## [What you should do]
Each line below is to be copied exactly; images do not go into the copy.

## [Records supplied]

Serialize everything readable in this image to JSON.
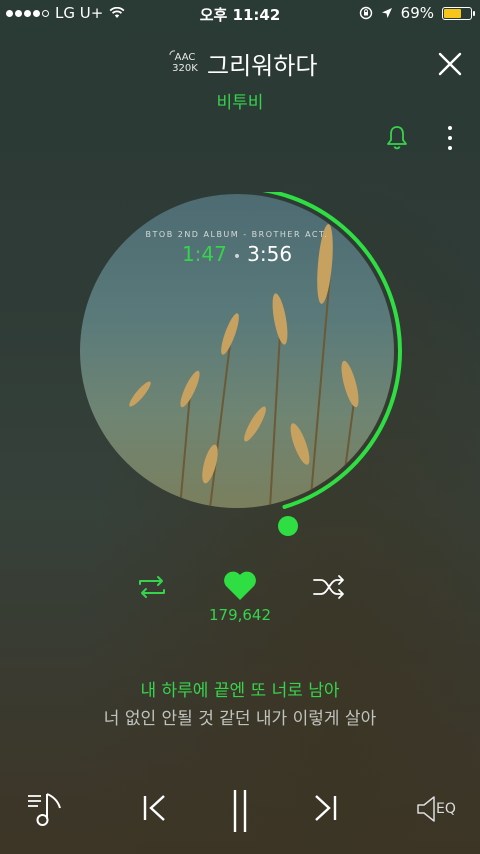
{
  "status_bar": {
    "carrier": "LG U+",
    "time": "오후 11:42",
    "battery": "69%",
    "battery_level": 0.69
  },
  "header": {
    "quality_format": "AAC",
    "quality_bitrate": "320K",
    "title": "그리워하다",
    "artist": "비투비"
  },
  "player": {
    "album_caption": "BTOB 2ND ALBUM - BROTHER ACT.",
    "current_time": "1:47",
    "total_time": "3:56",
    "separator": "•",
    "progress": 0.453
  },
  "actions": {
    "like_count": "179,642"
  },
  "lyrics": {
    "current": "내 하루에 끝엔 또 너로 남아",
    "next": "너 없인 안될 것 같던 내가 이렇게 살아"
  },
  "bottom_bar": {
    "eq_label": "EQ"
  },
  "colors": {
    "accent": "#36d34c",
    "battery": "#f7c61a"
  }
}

## [Reply to the exercise]
Serialize everything readable in this image to JSON.
{
  "status_bar": {
    "carrier": "LG U+",
    "time": "오후 11:42",
    "battery": "69%",
    "battery_level": 0.69
  },
  "header": {
    "quality_format": "AAC",
    "quality_bitrate": "320K",
    "title": "그리워하다",
    "artist": "비투비"
  },
  "player": {
    "album_caption": "BTOB 2ND ALBUM - BROTHER ACT.",
    "current_time": "1:47",
    "total_time": "3:56",
    "separator": "•",
    "progress": 0.453
  },
  "actions": {
    "like_count": "179,642"
  },
  "lyrics": {
    "current": "내 하루에 끝엔 또 너로 남아",
    "next": "너 없인 안될 것 같던 내가 이렇게 살아"
  },
  "bottom_bar": {
    "eq_label": "EQ"
  },
  "colors": {
    "accent": "#36d34c",
    "battery": "#f7c61a"
  }
}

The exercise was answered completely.